[EXERCISE DETAILS]: Set down the records that follow exactly and completely.

·····

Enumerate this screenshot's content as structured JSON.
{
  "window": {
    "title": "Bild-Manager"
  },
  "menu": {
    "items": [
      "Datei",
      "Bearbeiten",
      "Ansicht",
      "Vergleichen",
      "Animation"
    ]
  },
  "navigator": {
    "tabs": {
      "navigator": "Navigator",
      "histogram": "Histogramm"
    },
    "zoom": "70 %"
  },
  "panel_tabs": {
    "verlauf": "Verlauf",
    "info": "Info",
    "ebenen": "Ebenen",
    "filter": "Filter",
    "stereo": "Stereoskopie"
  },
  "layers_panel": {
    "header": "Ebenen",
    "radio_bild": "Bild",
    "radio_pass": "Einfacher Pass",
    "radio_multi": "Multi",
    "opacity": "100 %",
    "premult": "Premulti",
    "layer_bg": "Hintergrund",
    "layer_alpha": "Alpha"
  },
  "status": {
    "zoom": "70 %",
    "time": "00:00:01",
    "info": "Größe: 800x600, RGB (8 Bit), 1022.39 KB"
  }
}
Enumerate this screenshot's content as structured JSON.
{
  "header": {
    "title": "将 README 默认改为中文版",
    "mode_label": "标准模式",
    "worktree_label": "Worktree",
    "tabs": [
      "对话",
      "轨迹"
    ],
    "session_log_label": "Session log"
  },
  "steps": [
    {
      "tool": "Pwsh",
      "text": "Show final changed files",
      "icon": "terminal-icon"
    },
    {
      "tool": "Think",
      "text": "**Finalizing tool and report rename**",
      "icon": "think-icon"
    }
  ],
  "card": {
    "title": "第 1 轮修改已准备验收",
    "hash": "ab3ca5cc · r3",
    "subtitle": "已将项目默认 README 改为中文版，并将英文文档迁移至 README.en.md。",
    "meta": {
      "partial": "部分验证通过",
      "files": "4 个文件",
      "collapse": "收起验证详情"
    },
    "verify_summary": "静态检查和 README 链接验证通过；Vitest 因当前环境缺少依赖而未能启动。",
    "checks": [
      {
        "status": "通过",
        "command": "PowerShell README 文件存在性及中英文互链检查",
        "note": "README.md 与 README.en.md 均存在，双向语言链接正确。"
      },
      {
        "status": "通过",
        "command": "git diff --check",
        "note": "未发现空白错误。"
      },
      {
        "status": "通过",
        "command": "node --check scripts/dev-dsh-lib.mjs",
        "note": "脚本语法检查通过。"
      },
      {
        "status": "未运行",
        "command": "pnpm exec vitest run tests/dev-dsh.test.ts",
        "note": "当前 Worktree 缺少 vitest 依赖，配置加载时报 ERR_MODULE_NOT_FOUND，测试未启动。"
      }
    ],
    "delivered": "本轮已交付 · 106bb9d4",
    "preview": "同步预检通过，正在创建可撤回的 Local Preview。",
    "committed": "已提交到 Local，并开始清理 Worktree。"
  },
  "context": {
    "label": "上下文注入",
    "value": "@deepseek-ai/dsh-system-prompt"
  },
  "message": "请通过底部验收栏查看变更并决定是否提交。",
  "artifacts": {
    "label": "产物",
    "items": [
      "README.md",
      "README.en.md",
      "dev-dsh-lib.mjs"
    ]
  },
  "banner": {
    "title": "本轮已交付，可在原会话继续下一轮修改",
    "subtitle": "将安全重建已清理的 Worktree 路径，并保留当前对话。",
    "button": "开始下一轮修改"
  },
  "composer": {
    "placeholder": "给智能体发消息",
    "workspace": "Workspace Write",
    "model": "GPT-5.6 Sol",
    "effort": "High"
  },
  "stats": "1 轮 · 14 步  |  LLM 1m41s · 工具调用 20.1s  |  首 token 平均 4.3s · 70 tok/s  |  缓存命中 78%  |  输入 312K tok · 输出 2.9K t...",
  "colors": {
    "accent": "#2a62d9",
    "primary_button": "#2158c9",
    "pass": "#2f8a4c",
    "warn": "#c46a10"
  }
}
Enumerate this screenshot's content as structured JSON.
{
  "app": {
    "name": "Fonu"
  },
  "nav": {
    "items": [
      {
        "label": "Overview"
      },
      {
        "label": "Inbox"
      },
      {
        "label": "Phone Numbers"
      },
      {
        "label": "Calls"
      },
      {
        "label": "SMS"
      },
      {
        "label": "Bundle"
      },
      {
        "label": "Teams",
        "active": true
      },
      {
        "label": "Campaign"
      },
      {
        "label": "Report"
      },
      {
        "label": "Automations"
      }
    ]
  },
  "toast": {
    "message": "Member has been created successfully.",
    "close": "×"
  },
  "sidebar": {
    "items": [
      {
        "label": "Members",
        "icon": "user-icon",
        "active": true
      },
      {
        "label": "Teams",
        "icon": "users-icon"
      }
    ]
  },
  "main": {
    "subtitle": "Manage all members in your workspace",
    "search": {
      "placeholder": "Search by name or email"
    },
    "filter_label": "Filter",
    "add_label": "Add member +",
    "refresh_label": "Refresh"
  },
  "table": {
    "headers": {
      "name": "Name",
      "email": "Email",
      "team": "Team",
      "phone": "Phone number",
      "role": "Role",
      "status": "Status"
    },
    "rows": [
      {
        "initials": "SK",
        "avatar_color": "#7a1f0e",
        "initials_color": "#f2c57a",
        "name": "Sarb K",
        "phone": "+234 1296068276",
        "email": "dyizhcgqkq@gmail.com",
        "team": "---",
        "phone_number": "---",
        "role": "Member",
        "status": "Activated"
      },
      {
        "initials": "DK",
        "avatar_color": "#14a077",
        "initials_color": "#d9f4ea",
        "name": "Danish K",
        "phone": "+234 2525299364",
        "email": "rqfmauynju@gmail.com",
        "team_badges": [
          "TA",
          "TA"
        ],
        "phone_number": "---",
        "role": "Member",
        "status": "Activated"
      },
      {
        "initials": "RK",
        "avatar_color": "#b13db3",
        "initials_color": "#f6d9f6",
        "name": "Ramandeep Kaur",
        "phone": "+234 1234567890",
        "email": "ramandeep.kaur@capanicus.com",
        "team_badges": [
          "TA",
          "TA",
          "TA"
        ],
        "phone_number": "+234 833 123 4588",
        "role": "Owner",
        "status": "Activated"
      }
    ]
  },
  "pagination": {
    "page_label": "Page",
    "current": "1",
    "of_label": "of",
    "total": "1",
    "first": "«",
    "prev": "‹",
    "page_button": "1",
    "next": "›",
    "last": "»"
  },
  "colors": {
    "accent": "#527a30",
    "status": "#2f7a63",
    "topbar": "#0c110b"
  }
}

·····

[RESPONSE FOR THIS EXERCISE]:
Enumerate this screenshot's content as structured JSON.
{
  "window": {
    "title": "Bild-Manager"
  },
  "menu": {
    "items": [
      "Datei",
      "Bearbeiten",
      "Ansicht",
      "Vergleichen",
      "Animation"
    ]
  },
  "navigator": {
    "tabs": {
      "navigator": "Navigator",
      "histogram": "Histogramm"
    },
    "zoom": "70 %"
  },
  "panel_tabs": {
    "verlauf": "Verlauf",
    "info": "Info",
    "ebenen": "Ebenen",
    "filter": "Filter",
    "stereo": "Stereoskopie"
  },
  "layers_panel": {
    "header": "Ebenen",
    "radio_bild": "Bild",
    "radio_pass": "Einfacher Pass",
    "radio_multi": "Multi",
    "opacity": "100 %",
    "premult": "Premulti",
    "layer_bg": "Hintergrund",
    "layer_alpha": "Alpha"
  },
  "status": {
    "zoom": "70 %",
    "time": "00:00:01",
    "info": "Größe: 800x600, RGB (8 Bit), 1022.39 KB"
  }
}
Enumerate this screenshot's content as structured JSON.
{
  "header": {
    "title": "将 README 默认改为中文版",
    "mode_label": "标准模式",
    "worktree_label": "Worktree",
    "tabs": [
      "对话",
      "轨迹"
    ],
    "session_log_label": "Session log"
  },
  "steps": [
    {
      "tool": "Pwsh",
      "text": "Show final changed files",
      "icon": "terminal-icon"
    },
    {
      "tool": "Think",
      "text": "**Finalizing tool and report rename**",
      "icon": "think-icon"
    }
  ],
  "card": {
    "title": "第 1 轮修改已准备验收",
    "hash": "ab3ca5cc · r3",
    "subtitle": "已将项目默认 README 改为中文版，并将英文文档迁移至 README.en.md。",
    "meta": {
      "partial": "部分验证通过",
      "files": "4 个文件",
      "collapse": "收起验证详情"
    },
    "verify_summary": "静态检查和 README 链接验证通过；Vitest 因当前环境缺少依赖而未能启动。",
    "checks": [
      {
        "status": "通过",
        "command": "PowerShell README 文件存在性及中英文互链检查",
        "note": "README.md 与 README.en.md 均存在，双向语言链接正确。"
      },
      {
        "status": "通过",
        "command": "git diff --check",
        "note": "未发现空白错误。"
      },
      {
        "status": "通过",
        "command": "node --check scripts/dev-dsh-lib.mjs",
        "note": "脚本语法检查通过。"
      },
      {
        "status": "未运行",
        "command": "pnpm exec vitest run tests/dev-dsh.test.ts",
        "note": "当前 Worktree 缺少 vitest 依赖，配置加载时报 ERR_MODULE_NOT_FOUND，测试未启动。"
      }
    ],
    "delivered": "本轮已交付 · 106bb9d4",
    "preview": "同步预检通过，正在创建可撤回的 Local Preview。",
    "committed": "已提交到 Local，并开始清理 Worktree。"
  },
  "context": {
    "label": "上下文注入",
    "value": "@deepseek-ai/dsh-system-prompt"
  },
  "message": "请通过底部验收栏查看变更并决定是否提交。",
  "artifacts": {
    "label": "产物",
    "items": [
      "README.md",
      "README.en.md",
      "dev-dsh-lib.mjs"
    ]
  },
  "banner": {
    "title": "本轮已交付，可在原会话继续下一轮修改",
    "subtitle": "将安全重建已清理的 Worktree 路径，并保留当前对话。",
    "button": "开始下一轮修改"
  },
  "composer": {
    "placeholder": "给智能体发消息",
    "workspace": "Workspace Write",
    "model": "GPT-5.6 Sol",
    "effort": "High"
  },
  "stats": "1 轮 · 14 步  |  LLM 1m41s · 工具调用 20.1s  |  首 token 平均 4.3s · 70 tok/s  |  缓存命中 78%  |  输入 312K tok · 输出 2.9K t...",
  "colors": {
    "accent": "#2a62d9",
    "primary_button": "#2158c9",
    "pass": "#2f8a4c",
    "warn": "#c46a10"
  }
}
Enumerate this screenshot's content as structured JSON.
{
  "app": {
    "name": "Fonu"
  },
  "nav": {
    "items": [
      {
        "label": "Overview"
      },
      {
        "label": "Inbox"
      },
      {
        "label": "Phone Numbers"
      },
      {
        "label": "Calls"
      },
      {
        "label": "SMS"
      },
      {
        "label": "Bundle"
      },
      {
        "label": "Teams",
        "active": true
      },
      {
        "label": "Campaign"
      },
      {
        "label": "Report"
      },
      {
        "label": "Automations"
      }
    ]
  },
  "toast": {
    "message": "Member has been created successfully.",
    "close": "×"
  },
  "sidebar": {
    "items": [
      {
        "label": "Members",
        "icon": "user-icon",
        "active": true
      },
      {
        "label": "Teams",
        "icon": "users-icon"
      }
    ]
  },
  "main": {
    "subtitle": "Manage all members in your workspace",
    "search": {
      "placeholder": "Search by name or email"
    },
    "filter_label": "Filter",
    "add_label": "Add member +",
    "refresh_label": "Refresh"
  },
  "table": {
    "headers": {
      "name": "Name",
      "email": "Email",
      "team": "Team",
      "phone": "Phone number",
      "role": "Role",
      "status": "Status"
    },
    "rows": [
      {
        "initials": "SK",
        "avatar_color": "#7a1f0e",
        "initials_color": "#f2c57a",
        "name": "Sarb K",
        "phone": "+234 1296068276",
        "email": "dyizhcgqkq@gmail.com",
        "team": "---",
        "phone_number": "---",
        "role": "Member",
        "status": "Activated"
      },
      {
        "initials": "DK",
        "avatar_color": "#14a077",
        "initials_color": "#d9f4ea",
        "name": "Danish K",
        "phone": "+234 2525299364",
        "email": "rqfmauynju@gmail.com",
        "team_badges": [
          "TA",
          "TA"
        ],
        "phone_number": "---",
        "role": "Member",
        "status": "Activated"
      },
      {
        "initials": "RK",
        "avatar_color": "#b13db3",
        "initials_color": "#f6d9f6",
        "name": "Ramandeep Kaur",
        "phone": "+234 1234567890",
        "email": "ramandeep.kaur@capanicus.com",
        "team_badges": [
          "TA",
          "TA",
          "TA"
        ],
        "phone_number": "+234 833 123 4588",
        "role": "Owner",
        "status": "Activated"
      }
    ]
  },
  "pagination": {
    "page_label": "Page",
    "current": "1",
    "of_label": "of",
    "total": "1",
    "first": "«",
    "prev": "‹",
    "page_button": "1",
    "next": "›",
    "last": "»"
  },
  "colors": {
    "accent": "#527a30",
    "status": "#2f7a63",
    "topbar": "#0c110b"
  }
}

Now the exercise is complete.